If you still have some questions regarding the incubation and hatching process of chicken eggs, browse through our FAQ section below, where we answer some common queries:
1. How do I know if my chicken eggs are fertile?
You can determine if an egg is fertile by candling it around days 7-10 of incubation, which involves shining a light through the egg. If fertile, you’ll see an embryo in the form of a dark spot with spider-like veins surrounding it.
2. Can I use a store-bought egg in an incubator?
It’s not recommended to use store-bought eggs in an incubator, as they are usually not fertilized and have been through temperature and humidity changes that may hinder any possible development.
3. How can I tell if an egg has stopped developing?
Candling the egg can help determine if it has stopped developing. If there’s no visible embryo or the egg appears unusually translucent or murky, it has likely stopped developing.
4. How long can eggs be stored before incubation?
Ideally, eggs should be incubated within a week of being laid. However, they can be stored up to 10 days if kept at a temperature of 55-60°F (12-15°C) and at 75% humidity.
5. What do I do with eggs that did not hatch?
Unhatched eggs should be removed from the incubator and discarded, as they can become a source of bacteria or mold. You can perform an eggtopsy (carefully opening the egg) to try to determine the cause of the failed hatch.
6. How often should I check the incubator’s temperature and humidity?
Check the incubator’s temperature and humidity at least twice a day to ensure they remain within the optimal range.
7. Can I mix eggs from different chicken breeds in the same incubator?
Yes, you can incubate eggs from different breeds together as long as their incubation requirements are similar. However, separate the eggs according to hatch dates for easier management.
8. Do I need a separate incubator for hatching?
A separate hatcher is not necessary, but it can be beneficial for maintaining optimal conditions during hatching and preventing contamination between hatched and unhatched eggs.
9. How do I clean my incubator after use?
Clean the incubator thoroughly after each use, removing debris and using a mild disinfectant to kill any bacteria. Allow the incubator to dry completely before storing it or setting up a new batch of eggs.
10. What is the minimum number of eggs I can incubate at once?
There is no minimum, but for better temperature stability, it’s recommended to have at least 3-4 eggs in the incubator. This helps maintain steady thermal mass inside the incubator.
11. Can I add eggs to the incubator at different times?
While it’s possible, it’s best to incubate eggs with the same expected hatch date to simplify the management of temperature, humidity, and hatching conditions.
12. When can I move the chicks from the incubator to a brooder?
Chicks can be moved to a brooder once they are dry and fluffy, usually within 24 hours after hatching.
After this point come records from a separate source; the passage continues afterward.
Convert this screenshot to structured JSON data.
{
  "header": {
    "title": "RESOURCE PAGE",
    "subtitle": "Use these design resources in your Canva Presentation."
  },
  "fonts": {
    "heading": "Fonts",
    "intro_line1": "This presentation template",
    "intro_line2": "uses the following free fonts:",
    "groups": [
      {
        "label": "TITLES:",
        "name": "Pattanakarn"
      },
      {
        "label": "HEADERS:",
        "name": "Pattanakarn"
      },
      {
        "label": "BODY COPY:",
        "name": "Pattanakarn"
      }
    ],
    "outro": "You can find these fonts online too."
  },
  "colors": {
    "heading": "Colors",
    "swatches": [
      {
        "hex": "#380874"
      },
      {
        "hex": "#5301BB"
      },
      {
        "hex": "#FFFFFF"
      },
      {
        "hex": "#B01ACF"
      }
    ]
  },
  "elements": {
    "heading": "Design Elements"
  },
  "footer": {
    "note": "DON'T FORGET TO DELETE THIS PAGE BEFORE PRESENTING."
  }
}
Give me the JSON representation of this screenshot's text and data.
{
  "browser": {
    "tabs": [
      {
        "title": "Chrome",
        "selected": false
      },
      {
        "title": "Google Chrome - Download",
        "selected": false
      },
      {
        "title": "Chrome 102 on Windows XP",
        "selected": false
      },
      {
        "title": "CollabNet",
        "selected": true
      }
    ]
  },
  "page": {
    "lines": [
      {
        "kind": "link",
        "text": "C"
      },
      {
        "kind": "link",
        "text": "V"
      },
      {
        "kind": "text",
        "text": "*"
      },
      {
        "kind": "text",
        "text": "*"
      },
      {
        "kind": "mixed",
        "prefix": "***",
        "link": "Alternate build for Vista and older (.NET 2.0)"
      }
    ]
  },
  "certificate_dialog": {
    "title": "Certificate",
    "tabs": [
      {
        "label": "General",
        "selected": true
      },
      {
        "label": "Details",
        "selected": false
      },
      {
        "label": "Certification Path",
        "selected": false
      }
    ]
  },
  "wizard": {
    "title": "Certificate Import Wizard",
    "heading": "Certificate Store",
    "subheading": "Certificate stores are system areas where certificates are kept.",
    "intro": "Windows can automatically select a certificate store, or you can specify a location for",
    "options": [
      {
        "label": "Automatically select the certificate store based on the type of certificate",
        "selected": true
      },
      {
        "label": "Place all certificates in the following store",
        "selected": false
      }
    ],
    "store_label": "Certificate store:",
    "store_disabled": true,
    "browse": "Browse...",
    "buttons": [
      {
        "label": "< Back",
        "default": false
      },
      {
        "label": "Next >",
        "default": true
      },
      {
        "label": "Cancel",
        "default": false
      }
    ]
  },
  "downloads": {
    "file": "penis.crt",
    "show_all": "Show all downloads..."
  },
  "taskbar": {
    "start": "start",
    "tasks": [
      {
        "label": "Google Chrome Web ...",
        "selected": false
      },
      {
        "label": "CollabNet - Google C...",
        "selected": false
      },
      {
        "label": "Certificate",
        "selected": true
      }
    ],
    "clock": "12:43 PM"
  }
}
13. How long do I need to use a heat lamp in the brooder?
Heat lamps are typically needed for the first 4-6 weeks in the brooder, gradually decreasing the temperature each week until it matches the ambient room temperature.